Via John Battelle’s search blog, I read an article by Elizabeth Couvering: Is relevance relevant? After "in depth" interviews of search-engine producers, she concludes:
…resources in search engine development are overwhelmingly allocated on the basis of market factors or scientific/technological concerns. Fairness and representativeness, core elements of the journalists’ definition of quality media content, are not key determiners of search engine quality in the minds of search engine producers. Rather, alternative standards of quality, such as customer satisfaction and relevance, mean that tactics to silence or promote certain websites or site owners (such as blacklisting, whitelisting, and index "cleaning") are seen as unproblematic.
Via several science blogs, I have learned that the Institute of Creation Research is launching a peer-reviewed journal, the Institute for Creation Research Journal. Here is its peer-review process:
The following criteria are to be used in judging the papers: (a) Is the Paper’s topic important to the development of the creation model? (b) Does the Paper’s topic provide an original contribution to the creation model? (c) Is this Paper formulated within a young-earth, young-universe framework? (d) If (c) above is not satisfied, does this Paper offer a very constructively-positive criticism and provide a possible young-earth, young-universe alternative? (e) If the Paper is polemical in nature, does it deal with a topic rarely discussed within the origins debate? (f) Does this Paper provide evidence of faithfulness to the grammatico-historical/normative interpretation of Scripture? (if necessary refer to Walsh, R.E., Biblical Hermeneutics and Creation, Proceedings First International Conference onCreationism, Creation Science Fellowship, Inc., Pittsburgh, PA, 1986, Vol. 1, pp. 121–127). The Editor-in-Chief should not be afraid to reject a Paper if it does not properly satisfy the above criteria nor is in the best interests of ICR as judged by its Biblical stand and goals as outlined in its Tenets.

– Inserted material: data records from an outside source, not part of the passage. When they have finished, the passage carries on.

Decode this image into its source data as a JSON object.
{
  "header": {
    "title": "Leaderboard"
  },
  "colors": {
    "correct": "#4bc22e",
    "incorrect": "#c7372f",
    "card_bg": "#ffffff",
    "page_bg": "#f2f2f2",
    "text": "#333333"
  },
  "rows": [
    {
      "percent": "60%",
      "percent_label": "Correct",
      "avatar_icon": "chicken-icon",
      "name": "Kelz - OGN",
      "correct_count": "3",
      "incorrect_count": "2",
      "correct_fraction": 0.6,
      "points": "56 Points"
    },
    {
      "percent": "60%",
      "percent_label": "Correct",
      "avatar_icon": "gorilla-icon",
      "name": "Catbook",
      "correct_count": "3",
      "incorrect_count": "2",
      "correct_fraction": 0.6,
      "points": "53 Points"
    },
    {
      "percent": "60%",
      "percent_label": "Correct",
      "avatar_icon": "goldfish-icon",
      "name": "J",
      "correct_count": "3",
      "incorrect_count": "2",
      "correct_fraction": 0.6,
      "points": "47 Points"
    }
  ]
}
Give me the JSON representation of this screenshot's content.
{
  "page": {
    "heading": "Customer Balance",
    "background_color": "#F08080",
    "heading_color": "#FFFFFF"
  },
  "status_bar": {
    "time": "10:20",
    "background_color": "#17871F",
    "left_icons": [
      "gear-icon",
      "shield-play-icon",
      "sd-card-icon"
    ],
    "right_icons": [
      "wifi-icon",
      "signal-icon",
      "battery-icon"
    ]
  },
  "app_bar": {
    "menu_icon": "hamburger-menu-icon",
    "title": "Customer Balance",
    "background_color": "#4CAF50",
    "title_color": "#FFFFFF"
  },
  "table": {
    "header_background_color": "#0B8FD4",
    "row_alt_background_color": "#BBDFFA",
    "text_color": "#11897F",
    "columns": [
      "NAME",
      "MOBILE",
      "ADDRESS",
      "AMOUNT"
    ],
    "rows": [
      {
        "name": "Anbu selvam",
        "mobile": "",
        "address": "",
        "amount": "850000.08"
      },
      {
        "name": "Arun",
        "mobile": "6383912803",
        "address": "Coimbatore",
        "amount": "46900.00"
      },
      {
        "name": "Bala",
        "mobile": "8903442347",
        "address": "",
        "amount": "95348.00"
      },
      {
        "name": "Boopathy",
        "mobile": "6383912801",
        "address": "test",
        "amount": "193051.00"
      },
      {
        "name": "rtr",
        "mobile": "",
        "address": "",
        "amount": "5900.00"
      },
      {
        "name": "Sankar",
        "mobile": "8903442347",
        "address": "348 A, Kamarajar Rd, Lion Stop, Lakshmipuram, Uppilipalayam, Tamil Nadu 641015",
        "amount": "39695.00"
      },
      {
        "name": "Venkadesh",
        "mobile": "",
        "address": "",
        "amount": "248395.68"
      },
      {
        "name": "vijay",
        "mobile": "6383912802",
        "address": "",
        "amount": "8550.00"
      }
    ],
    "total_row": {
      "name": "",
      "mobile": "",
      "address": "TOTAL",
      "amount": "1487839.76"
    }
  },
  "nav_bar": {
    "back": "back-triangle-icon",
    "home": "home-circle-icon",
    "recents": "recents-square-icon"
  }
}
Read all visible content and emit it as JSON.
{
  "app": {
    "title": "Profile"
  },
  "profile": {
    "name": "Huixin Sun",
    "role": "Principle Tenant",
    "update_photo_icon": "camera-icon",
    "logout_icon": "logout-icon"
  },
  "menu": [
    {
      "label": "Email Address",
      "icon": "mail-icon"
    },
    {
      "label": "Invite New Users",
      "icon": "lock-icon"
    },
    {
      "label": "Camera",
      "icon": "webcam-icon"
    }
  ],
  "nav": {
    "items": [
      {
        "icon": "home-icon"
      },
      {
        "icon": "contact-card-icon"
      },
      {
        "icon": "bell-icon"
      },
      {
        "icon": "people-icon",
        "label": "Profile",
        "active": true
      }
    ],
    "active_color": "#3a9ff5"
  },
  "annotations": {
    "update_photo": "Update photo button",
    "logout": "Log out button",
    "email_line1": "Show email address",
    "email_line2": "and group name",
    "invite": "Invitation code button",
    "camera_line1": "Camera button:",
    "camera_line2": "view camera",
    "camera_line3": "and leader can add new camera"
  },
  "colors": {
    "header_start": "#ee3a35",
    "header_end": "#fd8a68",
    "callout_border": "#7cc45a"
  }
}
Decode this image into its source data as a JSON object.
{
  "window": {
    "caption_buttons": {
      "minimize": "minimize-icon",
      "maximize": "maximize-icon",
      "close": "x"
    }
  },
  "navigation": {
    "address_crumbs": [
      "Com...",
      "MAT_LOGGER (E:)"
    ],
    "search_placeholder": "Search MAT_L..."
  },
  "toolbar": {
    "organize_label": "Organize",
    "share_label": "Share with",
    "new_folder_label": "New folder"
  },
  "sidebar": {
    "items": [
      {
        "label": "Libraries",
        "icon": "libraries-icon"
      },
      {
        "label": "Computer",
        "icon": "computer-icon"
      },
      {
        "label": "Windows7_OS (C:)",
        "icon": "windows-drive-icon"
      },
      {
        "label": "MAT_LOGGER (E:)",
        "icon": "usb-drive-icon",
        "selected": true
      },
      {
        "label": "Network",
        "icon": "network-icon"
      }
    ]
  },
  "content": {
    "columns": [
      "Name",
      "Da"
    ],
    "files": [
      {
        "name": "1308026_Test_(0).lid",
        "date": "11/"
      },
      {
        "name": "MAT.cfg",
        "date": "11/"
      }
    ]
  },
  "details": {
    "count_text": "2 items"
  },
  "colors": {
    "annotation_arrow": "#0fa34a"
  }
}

Well, stating the conclusion you want to reach and saying that you will only consider publishing contributions that support it may be a "transparent" process, but that’s about all you can say about it.